Polygraph Evidence Properly Excluded In Officer’s Wrongful Termination Lawsuit

Robert Piel worked for the Federal Way, Washington Police Department for nearly 11 years, as an officer and then as a lieutenant. In May 2006, Chief Anne Kirkpatrick terminated Piel for misconduct when Piel directed a subordinate officer to release a firefighter detained on suspicion of drunk driving. Piel successfully grieved his termination through arbitration. He contended the Department lacked just cause to terminate him and that his termination was motivated by anti-union bias.

In August 2007 – nearly 13 months after his termination – Piel returned to work. On his first day back, Piel made several questionable comments. For example, Piel asked one newlywed officer, who he had not met, if her husband was ugly and if they planned to have kids. She testified that the comments made her uncomfortable and that she did not want to answer Piel because she did not know him: “I was so hot, sweaty, embarrassed, uncomfortable, enraged, and disgusted that I threw my chair back and stated, ‘Are we done?’ I then walked out of the briefing room feeling completely helpless and furious.” One officer stated that Piel’s behavior approached conduct unbecoming of an officer.

Witnesses heard Piel make some threatening statements after a unit briefing.

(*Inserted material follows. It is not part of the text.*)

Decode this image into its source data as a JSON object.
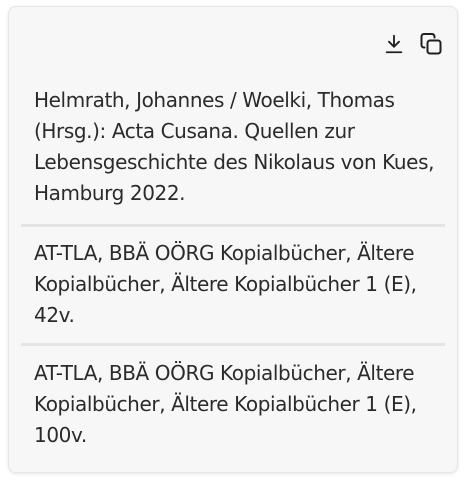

Jail Coordinator Jason Wilson testified that Piel said he had thought about “murdering” people in the department. Two other officers heard the comment; one thought Piel was joking and the other did not view the comment as a serious threat.

The City eventually retained an attorney to conduct an investigation into Piel’s comments. The attorney interviewed Piel and the three who heard the threatening comments. Though Piel denied he made the statements, the attorney’s final report concluded that Piel “did make a comment to the effect that he had thought of murdering others with his gun at some point or points during the 15-month period he was absent from the Police Department.” The City then terminated Piel for the threatening comments and untruthfulness.

Piel and his wife sued the City, alleging wrongful discharge and a variety of other claims. The Piels’ claims were pared down by a trial court through the summary judgment process and the remaining claim was rejected by a jury. The Piels then appealed to the Washington Court of Appeals.

The Piels’ main argument was that the trial court erred when it excluded evidence that he had taken and passed a polygraph. The Appeals Court disagreed, finding that “the trial court properly ruled that the polygraph evidence was more prejudicial than probative. The collective bargaining agreement also prohibits polygraph evidence absent a stipulation by the parties. Piel has failed to show that the trial court abused its discretion when it excluded the polygraph evidence.

“Generally, courts exclude polygraph evidence due to its unreliability and the powerful effect it can have on juries. Evidence that a polygraph test has been taken or passed is inadmissible absent stipulation by both parties because the polygraph has not attained general scientific acceptability. Because polygraph evidence is liable to be prejudicial, it should be admitted only when clearly relevant and unmistakably nonprejudicial.

“The trial court’s decision to exclude the polygraph evidence does not amount to an abuse of discretion. Given the polygraph evidence’s limited probative value and its potential for prejudice, the trial court did not abuse its discretion when it excluded the evidence.”

Piel v. City of Federal Way, 2016 WL 2870674 (Wash. App. 2016).